**RECORDS SHOWN**
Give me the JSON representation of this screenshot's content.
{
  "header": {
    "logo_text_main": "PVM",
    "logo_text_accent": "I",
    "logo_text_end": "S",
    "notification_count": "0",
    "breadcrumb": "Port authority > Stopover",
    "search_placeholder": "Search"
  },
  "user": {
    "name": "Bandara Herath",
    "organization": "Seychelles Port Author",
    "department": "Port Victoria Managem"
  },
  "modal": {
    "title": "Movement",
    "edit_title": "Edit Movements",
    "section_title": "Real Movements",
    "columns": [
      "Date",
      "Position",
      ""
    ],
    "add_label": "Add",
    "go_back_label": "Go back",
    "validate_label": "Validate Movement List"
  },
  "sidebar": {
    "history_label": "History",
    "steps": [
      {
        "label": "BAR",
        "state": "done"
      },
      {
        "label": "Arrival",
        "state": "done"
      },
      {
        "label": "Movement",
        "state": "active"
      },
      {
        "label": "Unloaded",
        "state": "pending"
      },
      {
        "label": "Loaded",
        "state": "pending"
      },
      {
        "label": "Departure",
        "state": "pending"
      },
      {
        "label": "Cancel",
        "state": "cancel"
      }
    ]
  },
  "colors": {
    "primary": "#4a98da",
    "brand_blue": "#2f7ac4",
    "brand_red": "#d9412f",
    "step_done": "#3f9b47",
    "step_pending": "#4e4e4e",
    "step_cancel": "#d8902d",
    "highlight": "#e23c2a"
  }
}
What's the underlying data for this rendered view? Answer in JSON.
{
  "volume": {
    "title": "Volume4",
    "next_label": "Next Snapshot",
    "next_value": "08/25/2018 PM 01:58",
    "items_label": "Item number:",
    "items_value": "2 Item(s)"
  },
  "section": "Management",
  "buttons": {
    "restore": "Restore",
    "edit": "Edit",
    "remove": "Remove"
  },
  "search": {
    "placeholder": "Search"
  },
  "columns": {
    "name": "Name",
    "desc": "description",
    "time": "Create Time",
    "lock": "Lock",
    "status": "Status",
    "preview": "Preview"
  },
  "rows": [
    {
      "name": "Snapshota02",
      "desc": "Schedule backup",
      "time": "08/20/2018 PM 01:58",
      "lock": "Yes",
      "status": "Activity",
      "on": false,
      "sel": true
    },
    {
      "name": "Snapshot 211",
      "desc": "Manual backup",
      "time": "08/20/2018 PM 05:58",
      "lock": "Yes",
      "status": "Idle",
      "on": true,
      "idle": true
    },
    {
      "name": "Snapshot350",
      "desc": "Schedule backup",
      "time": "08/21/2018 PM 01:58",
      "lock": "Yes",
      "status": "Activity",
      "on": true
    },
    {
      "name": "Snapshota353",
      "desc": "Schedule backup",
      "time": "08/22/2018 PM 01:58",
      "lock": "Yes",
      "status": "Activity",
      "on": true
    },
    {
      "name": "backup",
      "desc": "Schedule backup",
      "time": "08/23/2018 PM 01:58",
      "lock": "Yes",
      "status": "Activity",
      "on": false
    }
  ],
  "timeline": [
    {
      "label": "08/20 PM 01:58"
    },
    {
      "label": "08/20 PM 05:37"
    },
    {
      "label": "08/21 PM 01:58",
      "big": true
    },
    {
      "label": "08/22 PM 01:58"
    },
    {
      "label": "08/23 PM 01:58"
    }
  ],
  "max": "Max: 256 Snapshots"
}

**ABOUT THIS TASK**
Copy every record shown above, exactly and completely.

**SOLUTION FOR THIS EXERCISE**
Give me the JSON representation of this screenshot's content.
{
  "header": {
    "logo_text_main": "PVM",
    "logo_text_accent": "I",
    "logo_text_end": "S",
    "notification_count": "0",
    "breadcrumb": "Port authority > Stopover",
    "search_placeholder": "Search"
  },
  "user": {
    "name": "Bandara Herath",
    "organization": "Seychelles Port Author",
    "department": "Port Victoria Managem"
  },
  "modal": {
    "title": "Movement",
    "edit_title": "Edit Movements",
    "section_title": "Real Movements",
    "columns": [
      "Date",
      "Position",
      ""
    ],
    "add_label": "Add",
    "go_back_label": "Go back",
    "validate_label": "Validate Movement List"
  },
  "sidebar": {
    "history_label": "History",
    "steps": [
      {
        "label": "BAR",
        "state": "done"
      },
      {
        "label": "Arrival",
        "state": "done"
      },
      {
        "label": "Movement",
        "state": "active"
      },
      {
        "label": "Unloaded",
        "state": "pending"
      },
      {
        "label": "Loaded",
        "state": "pending"
      },
      {
        "label": "Departure",
        "state": "pending"
      },
      {
        "label": "Cancel",
        "state": "cancel"
      }
    ]
  },
  "colors": {
    "primary": "#4a98da",
    "brand_blue": "#2f7ac4",
    "brand_red": "#d9412f",
    "step_done": "#3f9b47",
    "step_pending": "#4e4e4e",
    "step_cancel": "#d8902d",
    "highlight": "#e23c2a"
  }
}
What's the underlying data for this rendered view? Answer in JSON.
{
  "volume": {
    "title": "Volume4",
    "next_label": "Next Snapshot",
    "next_value": "08/25/2018 PM 01:58",
    "items_label": "Item number:",
    "items_value": "2 Item(s)"
  },
  "section": "Management",
  "buttons": {
    "restore": "Restore",
    "edit": "Edit",
    "remove": "Remove"
  },
  "search": {
    "placeholder": "Search"
  },
  "columns": {
    "name": "Name",
    "desc": "description",
    "time": "Create Time",
    "lock": "Lock",
    "status": "Status",
    "preview": "Preview"
  },
  "rows": [
    {
      "name": "Snapshota02",
      "desc": "Schedule backup",
      "time": "08/20/2018 PM 01:58",
      "lock": "Yes",
      "status": "Activity",
      "on": false,
      "sel": true
    },
    {
      "name": "Snapshot 211",
      "desc": "Manual backup",
      "time": "08/20/2018 PM 05:58",
      "lock": "Yes",
      "status": "Idle",
      "on": true,
      "idle": true
    },
    {
      "name": "Snapshot350",
      "desc": "Schedule backup",
      "time": "08/21/2018 PM 01:58",
      "lock": "Yes",
      "status": "Activity",
      "on": true
    },
    {
      "name": "Snapshota353",
      "desc": "Schedule backup",
      "time": "08/22/2018 PM 01:58",
      "lock": "Yes",
      "status": "Activity",
      "on": true
    },
    {
      "name": "backup",
      "desc": "Schedule backup",
      "time": "08/23/2018 PM 01:58",
      "lock": "Yes",
      "status": "Activity",
      "on": false
    }
  ],
  "timeline": [
    {
      "label": "08/20 PM 01:58"
    },
    {
      "label": "08/20 PM 05:37"
    },
    {
      "label": "08/21 PM 01:58",
      "big": true
    },
    {
      "label": "08/22 PM 01:58"
    },
    {
      "label": "08/23 PM 01:58"
    }
  ],
  "max": "Max: 256 Snapshots"
}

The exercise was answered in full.